As a children solicitor, I hate abbreviations. I think they confuse parents and make children court proceedings seem more complicated than they really are.
If you are thinking about applying to the family court for a custody or access order (called in court language a child arrangements order ), you will come across the abbreviation ’’CAFCASS’’.
CAFCASS stands for ‘’the children and family court advisory and support service’’. I think most people would agree that is a bit of a mouthful.
A CAFCASS officer is called a variety of names, including family court reporter and CAFCASS worker or reporter. Many of the names are interchangeable, adding to parents’ confusion.
What is a CAFCASS Report?
A CAFCASS report is a report that is ordered by a family judge for use in children court proceedings.
The CAFCASS report can also be referred to as a ‘’section 7 report’’. This abbreviation relates to the section of the Children Act 1989 that authorises the production of reports.
Who Can Ask for a CAFCASS Report?
Many parents think that in all children court proceedings a CAFCASS report is prepared or that they can ask for a report. A CAFCASS report is not necessary in every children court case. Furthermore, only a family court judge can decide if a report should be obtained and how detailed the report should be.
A judge can ask that a CAFCASS report look into the children’s wishes and feelings or the judge can ask for a more detailed report asking the CAFCASS report writer to make recommendations about what he or she thinks would be best for the children.
A parent or their solicitor can ask a judge to order the preparation of a CAFCASS report at a first directions hearing of a children application. If you would like a CAFCASS report, careful representations have to be made as to why a report should be prepared.
If a judge does not follow the recommendations in a CAFCASS report, the judge has to explain why the recommendations have not been followed.
What Goes Into a CAFCASS Report?
A CAFCASS report writer will decide whom they need to speak to in order to prepare their report.
A CAFCASS report writer will speak to both parents and will normally speak to the children who are the subject of the court proceedings. A CAFCASS report writer may also speak to a nursery worker, teacher or other relevant professional.
A CAFCASS report writer will say what they think the child’s wishes and feelings are and may say what parenting arrangements would, in their opinion, be in the child’s best interests.
If facts are disputed, for example whether an incident of domestic violence took place, it is not the job of the CAFCASS report writer to decide whether the incident took place or not. That is the job of the family judge.
How Does a CAFCASS Report Writer Interview a Child?
A CAFCASS report writer’s interview technique will depend on the age and understanding of the child and the family circumstances.
A CAFCASS report writer will not ask a child to decide between parents.
How Long Does a CAFCASS Report Take to Prepare?
The time that a CAFCASS report takes to prepare depends on what the judge asks the CAFCASS report writer to cover in the report and how busy the local CAFCASS service is.
Sometimes a judge will ask a CAFCASS report writer to prepare an interim report, for example on short-term contact arrangements until the final hearing of the children application.
On other occasions a judge may ask for a second CAFCASS report, often referred to as an ‘’addendum report’’.
Does a Judge Have to Agree with the Recommendations in a CAFCASS Report?
A judge does not have to agree with what the CAFCASS report says.
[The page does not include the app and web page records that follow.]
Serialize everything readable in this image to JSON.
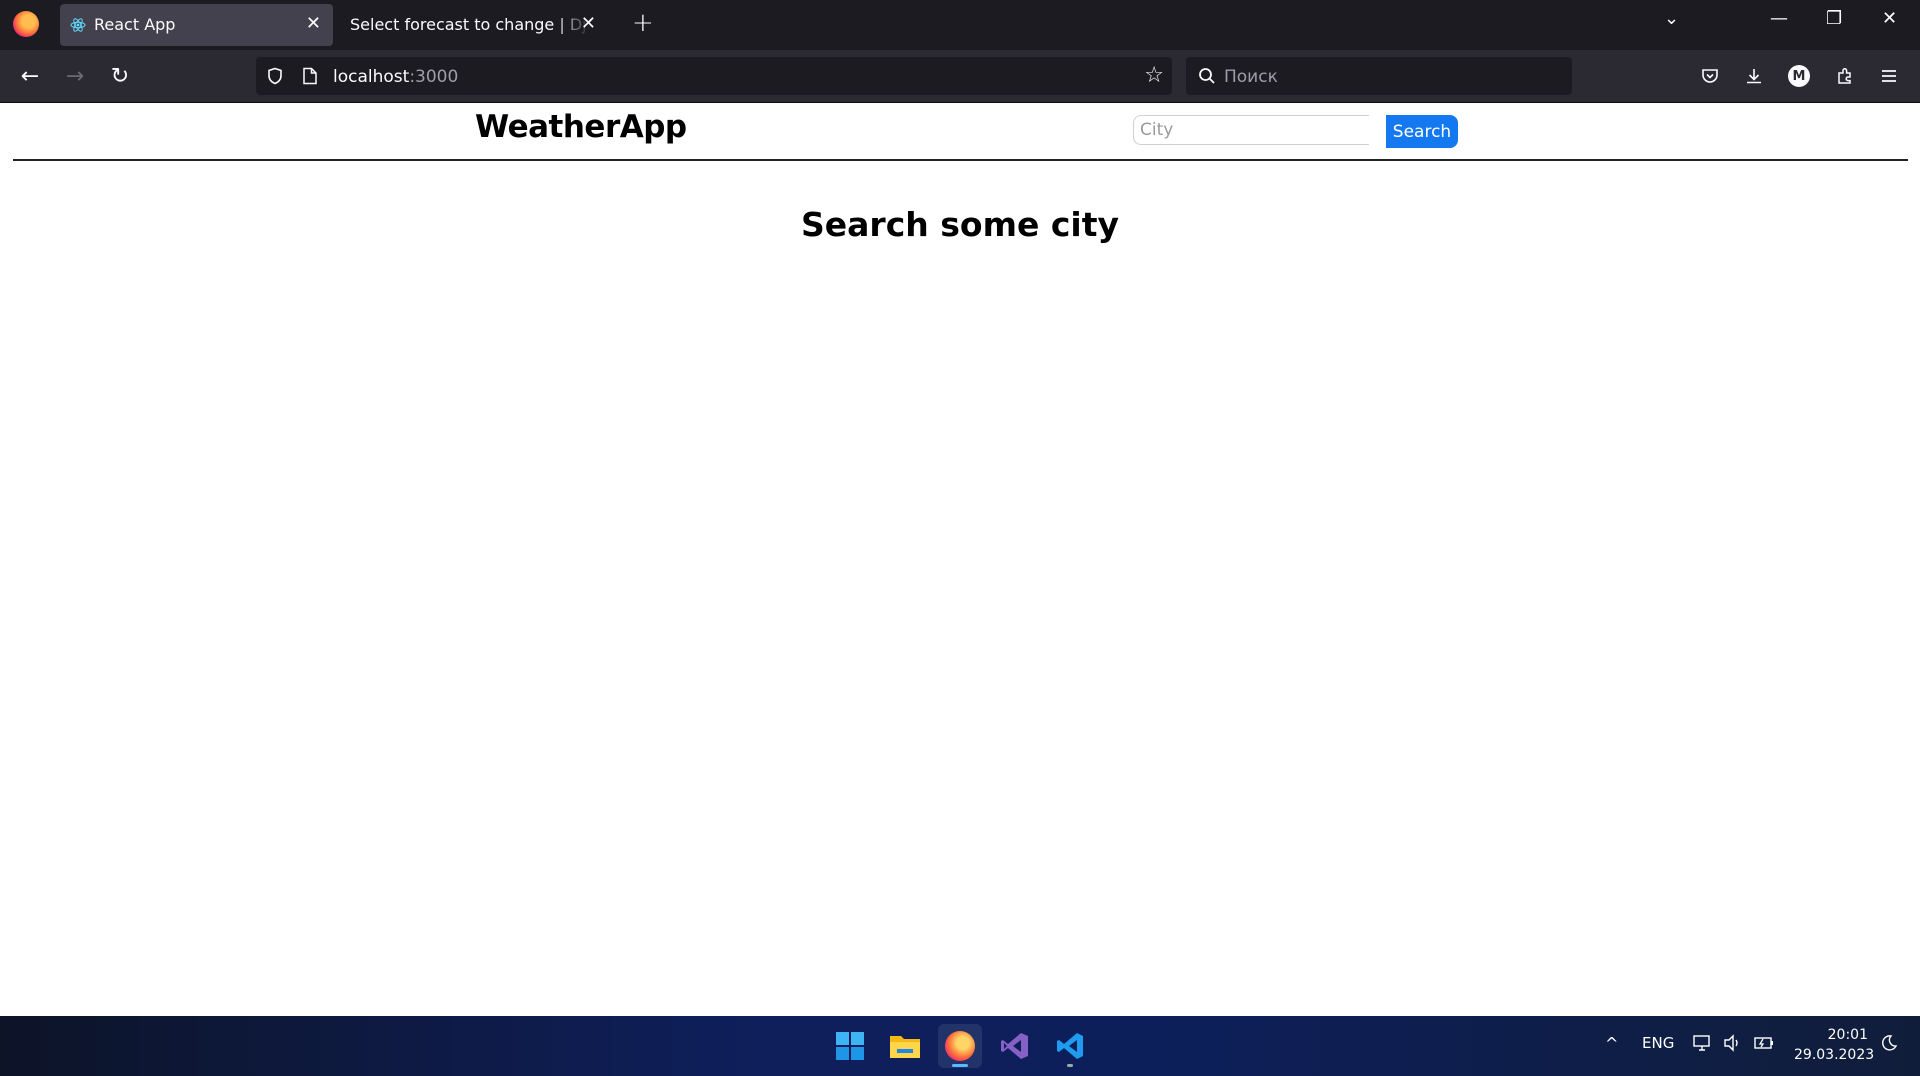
{
  "browser": {
    "tabs": [
      {
        "title": "React App",
        "active": true
      },
      {
        "title": "Select forecast to change | Django site admin",
        "active": false
      }
    ],
    "url_host": "localhost",
    "url_port": ":3000",
    "search_placeholder": "Поиск",
    "profile_initial": "M"
  },
  "app": {
    "brand": "WeatherApp",
    "city_placeholder": "City",
    "search_button": "Search",
    "heading": "Search some city"
  },
  "taskbar": {
    "language": "ENG",
    "time": "20:01",
    "date": "29.03.2023"
  },
  "colors": {
    "accent": "#1479f0",
    "chrome_dark": "#1c1b22",
    "toolbar": "#2b2a33"
  }
}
However, a CAFCASS report is normally highly influential. In the vast majority of children court applications, the court will make parenting and child arrangements orders as recommended by the CAFCASS report.
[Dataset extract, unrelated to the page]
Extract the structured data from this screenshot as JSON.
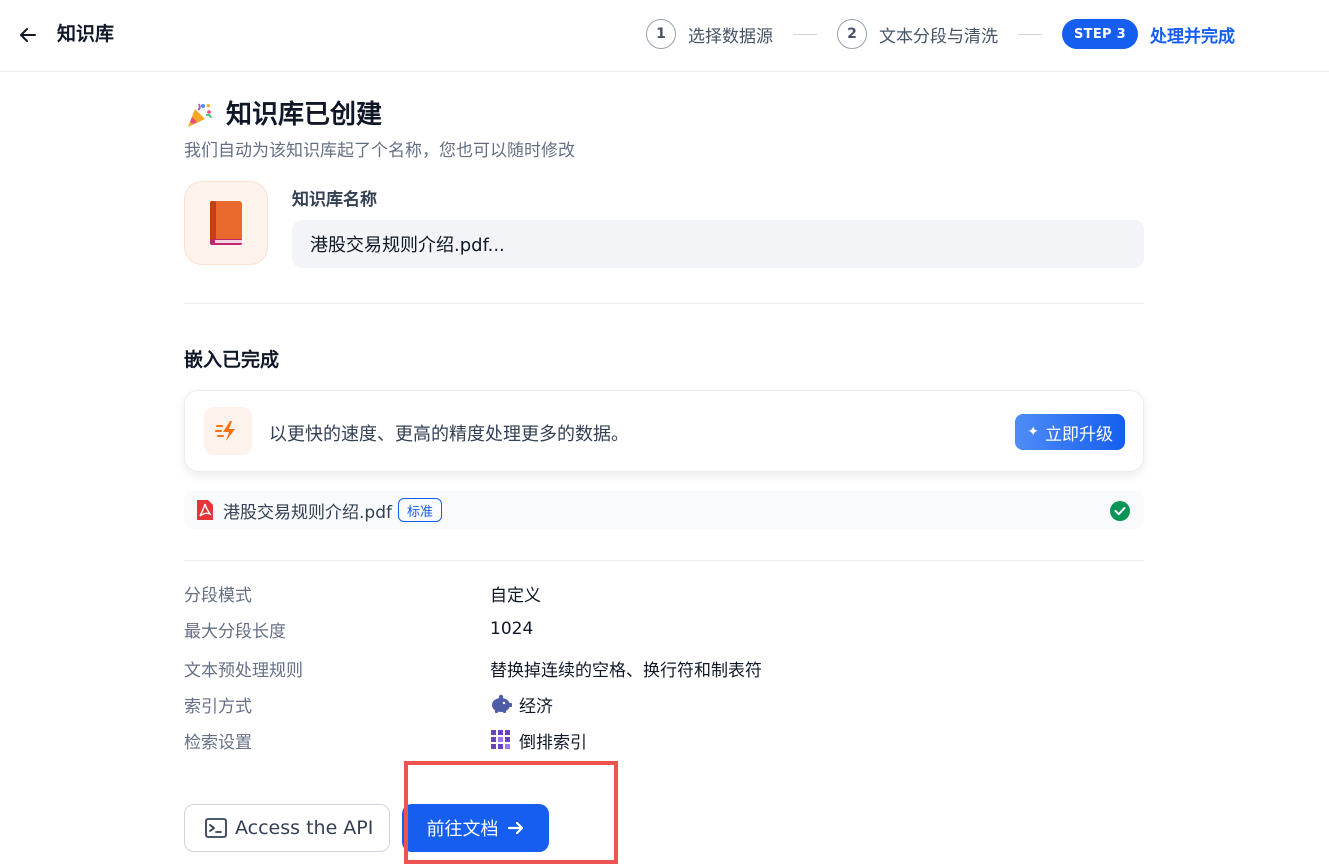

For advice about starting or responding to children court proceedings please call Louise Halford on +44 (0) 1477 464020 or email Louise at [email protected]